The Southern Oral History Program provides dozens of North Carolina-specific oral history project resources, including lesson plans created to teach civil rights topics. Listening to the actual voices of unsung heroes is a powerful teaching tool! Suitable for grades 6-12.
The Smithsonian has several collections of curated educational materials, along with lesson plans and activity ideas.
In this issue...
Resources for Black History Month
ALA Book Awards
Kyte Challenge: Youtube for the Blended or Flipped Classroom
brought to you by the DCS Library Team
Volume 2, Issue 18-19
(special double issue)
February is upon us and with it comes the opportunity to highlight Black History Month. In this issue, we offer resources to help you cover the well-known African American "heroes" along with ideas for introducing the contributions of everyday citizens to our rich American story. Click on the icons to explore ...
TeacherVision has collected a great cross section of story books that are perfect for Elementary classrooms. Each book is accompanied by lesson plans, discussion guides and activity ideas.
This week's issue by
Coretta Scott King (Author) Book Award recognizing an African-American author and illustrator of outstanding books for children and young adults:
“A Few Red Drops: The Chicago Race Riot of 1919,” written by Claire Hartfield.
Three King Author Honor Books were selected: “Finding Langston,” written by Lesa Cline-Ransome; “The Parker Inheritance,” written by Varian Johnson; and “The Season of Styx Malone,” written by Kekla Magoon.
Dr. Pauletta Brown Bracy is the winner of the Coretta Scott King – Virginia Hamilton Award for Lifetime Achievement. The award pays tribute to the quality and magnitude of beloved children’s author Virginia Hamilton.
Dr. Bracy is Professor of Library Science North Carolina Central University (NCCU). She has successfully merged scholarship and service with publications such as “Libraries, Literacy and African American Youth” (co-edited with Sandra Hughes Hassell and Casey H. Rawson) as well as her work with the Coretta Scott King Book Awards and with workshops and conferences dedicated to promoting African American books for children and teens.
Coretta Scott King/John Steptoe New Talent Author Award:
“Monday’s Not Coming,” written by Tiffany D. Jackson.
Coretta Scott King/John Steptoe New Talent Illustrator Award:
“Thank You, Omu!,” illustrated and written by Oge Mora.

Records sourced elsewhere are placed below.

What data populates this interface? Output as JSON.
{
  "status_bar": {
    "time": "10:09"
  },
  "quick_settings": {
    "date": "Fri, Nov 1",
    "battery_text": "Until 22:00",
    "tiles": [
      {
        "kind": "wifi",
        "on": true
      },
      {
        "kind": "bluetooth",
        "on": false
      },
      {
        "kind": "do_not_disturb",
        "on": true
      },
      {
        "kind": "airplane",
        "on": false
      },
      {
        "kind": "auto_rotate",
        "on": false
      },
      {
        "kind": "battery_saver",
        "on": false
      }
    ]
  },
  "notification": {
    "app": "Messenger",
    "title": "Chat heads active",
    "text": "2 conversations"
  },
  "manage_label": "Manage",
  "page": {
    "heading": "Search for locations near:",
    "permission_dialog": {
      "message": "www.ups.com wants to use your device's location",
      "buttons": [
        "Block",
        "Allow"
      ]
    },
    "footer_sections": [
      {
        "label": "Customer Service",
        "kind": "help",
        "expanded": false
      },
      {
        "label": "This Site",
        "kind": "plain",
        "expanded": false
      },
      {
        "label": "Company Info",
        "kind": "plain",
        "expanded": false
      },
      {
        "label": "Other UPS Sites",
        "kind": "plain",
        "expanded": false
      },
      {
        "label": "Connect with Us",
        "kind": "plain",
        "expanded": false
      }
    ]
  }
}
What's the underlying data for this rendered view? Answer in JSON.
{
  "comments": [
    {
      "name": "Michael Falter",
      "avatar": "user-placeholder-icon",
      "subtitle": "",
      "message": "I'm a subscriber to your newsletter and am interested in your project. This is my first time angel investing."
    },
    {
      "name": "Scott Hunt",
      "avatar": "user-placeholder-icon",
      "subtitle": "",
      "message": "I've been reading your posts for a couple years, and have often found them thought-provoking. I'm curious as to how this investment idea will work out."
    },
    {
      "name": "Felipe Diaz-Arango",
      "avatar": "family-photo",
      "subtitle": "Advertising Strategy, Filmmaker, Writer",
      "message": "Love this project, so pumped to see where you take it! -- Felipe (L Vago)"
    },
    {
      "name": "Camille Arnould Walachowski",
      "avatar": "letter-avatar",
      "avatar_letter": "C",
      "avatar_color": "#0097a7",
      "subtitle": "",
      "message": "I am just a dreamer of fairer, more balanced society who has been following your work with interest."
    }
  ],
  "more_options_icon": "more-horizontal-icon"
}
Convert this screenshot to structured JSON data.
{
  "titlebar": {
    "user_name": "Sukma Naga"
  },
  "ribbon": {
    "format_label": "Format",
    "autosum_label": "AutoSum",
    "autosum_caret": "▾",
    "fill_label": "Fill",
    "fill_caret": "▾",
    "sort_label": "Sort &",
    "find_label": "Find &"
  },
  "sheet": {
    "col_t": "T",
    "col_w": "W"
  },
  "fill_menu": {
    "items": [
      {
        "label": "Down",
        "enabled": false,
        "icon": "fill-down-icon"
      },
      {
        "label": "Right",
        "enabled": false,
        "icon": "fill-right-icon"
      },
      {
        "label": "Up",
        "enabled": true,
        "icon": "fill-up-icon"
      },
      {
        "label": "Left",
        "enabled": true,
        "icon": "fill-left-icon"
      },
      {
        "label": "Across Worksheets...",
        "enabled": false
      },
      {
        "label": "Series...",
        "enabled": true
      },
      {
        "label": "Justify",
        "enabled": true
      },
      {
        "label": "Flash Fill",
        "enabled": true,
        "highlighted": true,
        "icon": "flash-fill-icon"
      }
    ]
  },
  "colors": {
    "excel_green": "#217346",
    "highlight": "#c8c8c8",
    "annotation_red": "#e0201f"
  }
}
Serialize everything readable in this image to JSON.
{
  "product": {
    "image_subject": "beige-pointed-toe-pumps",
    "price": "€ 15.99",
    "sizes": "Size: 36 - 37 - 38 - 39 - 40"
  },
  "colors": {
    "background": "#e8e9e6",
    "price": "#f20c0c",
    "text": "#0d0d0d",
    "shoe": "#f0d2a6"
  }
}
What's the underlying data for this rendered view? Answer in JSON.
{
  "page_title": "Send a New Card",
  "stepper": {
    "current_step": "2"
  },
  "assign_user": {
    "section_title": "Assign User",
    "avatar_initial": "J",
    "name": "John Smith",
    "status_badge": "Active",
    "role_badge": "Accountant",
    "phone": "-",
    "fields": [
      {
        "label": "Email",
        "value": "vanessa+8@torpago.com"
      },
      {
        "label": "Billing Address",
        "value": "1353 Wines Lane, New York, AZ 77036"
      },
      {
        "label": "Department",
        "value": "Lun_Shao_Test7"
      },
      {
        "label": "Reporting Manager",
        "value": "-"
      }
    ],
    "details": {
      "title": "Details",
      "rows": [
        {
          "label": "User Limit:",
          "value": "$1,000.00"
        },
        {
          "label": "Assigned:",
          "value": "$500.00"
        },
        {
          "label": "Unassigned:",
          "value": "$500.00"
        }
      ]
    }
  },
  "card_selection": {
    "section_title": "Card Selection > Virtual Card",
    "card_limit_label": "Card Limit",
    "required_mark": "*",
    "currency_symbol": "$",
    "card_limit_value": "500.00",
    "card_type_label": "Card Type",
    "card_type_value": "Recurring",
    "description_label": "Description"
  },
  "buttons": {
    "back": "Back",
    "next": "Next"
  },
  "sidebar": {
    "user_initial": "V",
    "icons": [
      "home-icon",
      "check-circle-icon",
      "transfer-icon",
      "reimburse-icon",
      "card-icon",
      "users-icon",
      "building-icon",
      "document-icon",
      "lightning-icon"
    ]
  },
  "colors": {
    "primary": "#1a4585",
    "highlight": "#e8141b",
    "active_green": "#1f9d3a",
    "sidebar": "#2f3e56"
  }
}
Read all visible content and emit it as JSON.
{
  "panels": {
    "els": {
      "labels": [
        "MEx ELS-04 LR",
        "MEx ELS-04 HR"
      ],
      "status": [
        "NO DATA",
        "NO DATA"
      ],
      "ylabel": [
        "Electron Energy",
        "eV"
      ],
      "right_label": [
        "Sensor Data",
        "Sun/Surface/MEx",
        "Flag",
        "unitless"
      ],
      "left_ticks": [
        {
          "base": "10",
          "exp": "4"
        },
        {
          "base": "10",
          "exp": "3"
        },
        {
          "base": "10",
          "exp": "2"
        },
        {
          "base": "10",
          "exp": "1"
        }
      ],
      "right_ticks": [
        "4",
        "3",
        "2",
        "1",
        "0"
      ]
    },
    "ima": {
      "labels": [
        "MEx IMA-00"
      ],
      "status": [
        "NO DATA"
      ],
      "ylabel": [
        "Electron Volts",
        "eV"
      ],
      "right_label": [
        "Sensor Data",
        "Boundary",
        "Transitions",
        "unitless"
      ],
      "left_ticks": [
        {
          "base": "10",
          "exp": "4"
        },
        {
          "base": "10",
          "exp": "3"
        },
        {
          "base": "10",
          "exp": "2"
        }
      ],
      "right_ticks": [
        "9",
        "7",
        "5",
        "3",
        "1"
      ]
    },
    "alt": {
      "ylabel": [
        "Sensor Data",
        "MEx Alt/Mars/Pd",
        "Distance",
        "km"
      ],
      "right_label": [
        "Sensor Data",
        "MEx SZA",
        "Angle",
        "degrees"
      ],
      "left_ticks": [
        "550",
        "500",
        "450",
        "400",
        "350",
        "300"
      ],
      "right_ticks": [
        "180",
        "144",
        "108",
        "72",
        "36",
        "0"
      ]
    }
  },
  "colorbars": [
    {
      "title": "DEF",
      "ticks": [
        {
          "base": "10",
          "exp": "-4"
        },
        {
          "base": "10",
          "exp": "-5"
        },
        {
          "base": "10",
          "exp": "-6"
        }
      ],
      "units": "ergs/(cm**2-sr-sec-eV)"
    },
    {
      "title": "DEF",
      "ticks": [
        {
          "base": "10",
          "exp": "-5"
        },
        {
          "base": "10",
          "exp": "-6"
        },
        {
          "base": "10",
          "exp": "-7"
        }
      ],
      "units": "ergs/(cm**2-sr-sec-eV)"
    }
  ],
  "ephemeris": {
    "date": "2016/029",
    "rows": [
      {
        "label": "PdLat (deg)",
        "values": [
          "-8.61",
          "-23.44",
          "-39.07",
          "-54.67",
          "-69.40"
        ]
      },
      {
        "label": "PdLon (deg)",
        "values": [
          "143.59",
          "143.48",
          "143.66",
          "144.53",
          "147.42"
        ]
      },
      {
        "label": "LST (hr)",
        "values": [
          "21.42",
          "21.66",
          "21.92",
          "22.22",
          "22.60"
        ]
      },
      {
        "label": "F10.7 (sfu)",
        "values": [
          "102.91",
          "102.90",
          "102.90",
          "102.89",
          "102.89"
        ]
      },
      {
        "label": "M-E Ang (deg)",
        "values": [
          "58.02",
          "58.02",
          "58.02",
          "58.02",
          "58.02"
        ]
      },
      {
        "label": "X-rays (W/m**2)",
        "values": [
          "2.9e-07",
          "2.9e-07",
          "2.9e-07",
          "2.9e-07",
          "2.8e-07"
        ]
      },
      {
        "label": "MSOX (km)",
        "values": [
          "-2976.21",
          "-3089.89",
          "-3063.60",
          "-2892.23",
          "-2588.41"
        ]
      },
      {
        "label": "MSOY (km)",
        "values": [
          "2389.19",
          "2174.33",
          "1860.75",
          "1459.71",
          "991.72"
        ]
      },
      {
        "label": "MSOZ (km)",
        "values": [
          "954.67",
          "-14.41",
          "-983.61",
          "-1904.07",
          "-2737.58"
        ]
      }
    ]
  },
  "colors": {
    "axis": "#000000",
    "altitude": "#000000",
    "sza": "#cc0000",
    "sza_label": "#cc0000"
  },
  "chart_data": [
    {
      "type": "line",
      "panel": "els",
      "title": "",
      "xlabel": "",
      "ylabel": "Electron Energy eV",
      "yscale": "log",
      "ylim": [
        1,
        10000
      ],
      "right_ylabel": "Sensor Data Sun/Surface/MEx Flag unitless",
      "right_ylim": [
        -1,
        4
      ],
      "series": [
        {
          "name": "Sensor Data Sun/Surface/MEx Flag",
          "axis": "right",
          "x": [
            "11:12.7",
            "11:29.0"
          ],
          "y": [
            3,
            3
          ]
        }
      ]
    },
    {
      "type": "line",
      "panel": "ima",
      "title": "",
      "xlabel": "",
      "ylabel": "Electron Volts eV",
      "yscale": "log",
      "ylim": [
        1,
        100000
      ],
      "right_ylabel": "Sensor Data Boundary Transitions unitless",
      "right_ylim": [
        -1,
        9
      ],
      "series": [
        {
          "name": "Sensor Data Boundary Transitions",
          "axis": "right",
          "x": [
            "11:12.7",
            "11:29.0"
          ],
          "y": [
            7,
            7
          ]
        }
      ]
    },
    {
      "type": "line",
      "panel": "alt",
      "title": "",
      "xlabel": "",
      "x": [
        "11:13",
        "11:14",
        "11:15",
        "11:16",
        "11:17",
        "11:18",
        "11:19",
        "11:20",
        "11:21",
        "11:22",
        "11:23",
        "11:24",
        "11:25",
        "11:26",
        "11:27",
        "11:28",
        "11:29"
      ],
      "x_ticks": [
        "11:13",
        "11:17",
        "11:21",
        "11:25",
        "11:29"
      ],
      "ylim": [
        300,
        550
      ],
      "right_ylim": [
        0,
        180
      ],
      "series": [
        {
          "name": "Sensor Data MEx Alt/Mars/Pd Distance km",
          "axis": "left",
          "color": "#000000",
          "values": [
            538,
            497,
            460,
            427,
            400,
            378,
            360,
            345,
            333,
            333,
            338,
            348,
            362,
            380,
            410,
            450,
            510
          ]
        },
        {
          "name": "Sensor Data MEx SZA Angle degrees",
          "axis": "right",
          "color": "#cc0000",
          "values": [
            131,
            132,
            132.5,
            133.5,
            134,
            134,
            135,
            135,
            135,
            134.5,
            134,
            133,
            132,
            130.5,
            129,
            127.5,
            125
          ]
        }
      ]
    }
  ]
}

Each year the American Library Association (ALA) gives Youth Media Awards in 24 categories. This year's award announcement can be found here. The books, authors, illustrators and educators honored are an exceptionally talented and diverse group. In this issue, in honor of Black History month, we will highlight the five Coretta Scott King awards. In subsequent issues of Media Weekly, we will highlight not only the award winners but the works that made the long lists as well. Think about using the lists as a starting point with your students to create your own book or author awards, to analyze what makes a work worthy of an award or to create a virtual literature museum (see below:)
Coretta Scott King (Illustrator) Book Award: “The Stuff of Stars,” illustrated by Ekua Holmes, written by Marion Dane Bauer.
Three King Illustrator Honor Book were selected: “Hidden Figures,” illustrated by Laura Freeman, written by Margot Lee Shetterly; “Let the Children March,” illustrated by Frank Morrison, written by Monica Clark-Robinson; and “Memphis, Martin, and the Mountaintop,” illustrated by R. Gregory Christie, written by Alice Faye Duncan.
Virtual Museum Visits
The folks at Creative Educator have created a step by step lesson plan to help you guide your students through the process of creating a virtual museum. Challenge your students to become creative communicators!
Welcome to our Kyte Challenge! Each week in Media Weekly we highlight a Kyte Learning course. You (alone or with colleagues) can learn a new skill a week while you add up CEU credits!
This week's challenge is to learn about creating your own Youtube Channel to curate and distribute videos to students. You can easily create a blended or flipped classroom via your own Youtube channel! Videos can be your own or a collection of videos created by others. Assigning videos for viewing outside the classroom can free class time for learning activities.
You can take a class field trip without leaving your classroom! Many museums now offer virtual yours that allow you and your students to explore hundreds of exhibits. You can tour as a class with your projector or have students experience the exhibits on their own with a personal device. Bonus tip: Try touring a few and then have your students use a tool like Prezi or Google Sites to create their own virtual museum!
There are so many virtual museums to choose from! Tour art and history museums or a Roman villa! Math teachers can tour the HP Calculator Museum and for some really arcane visiting, try the Promotional Pen Museum. Click on the icon for a comprehensive list of virtual museums.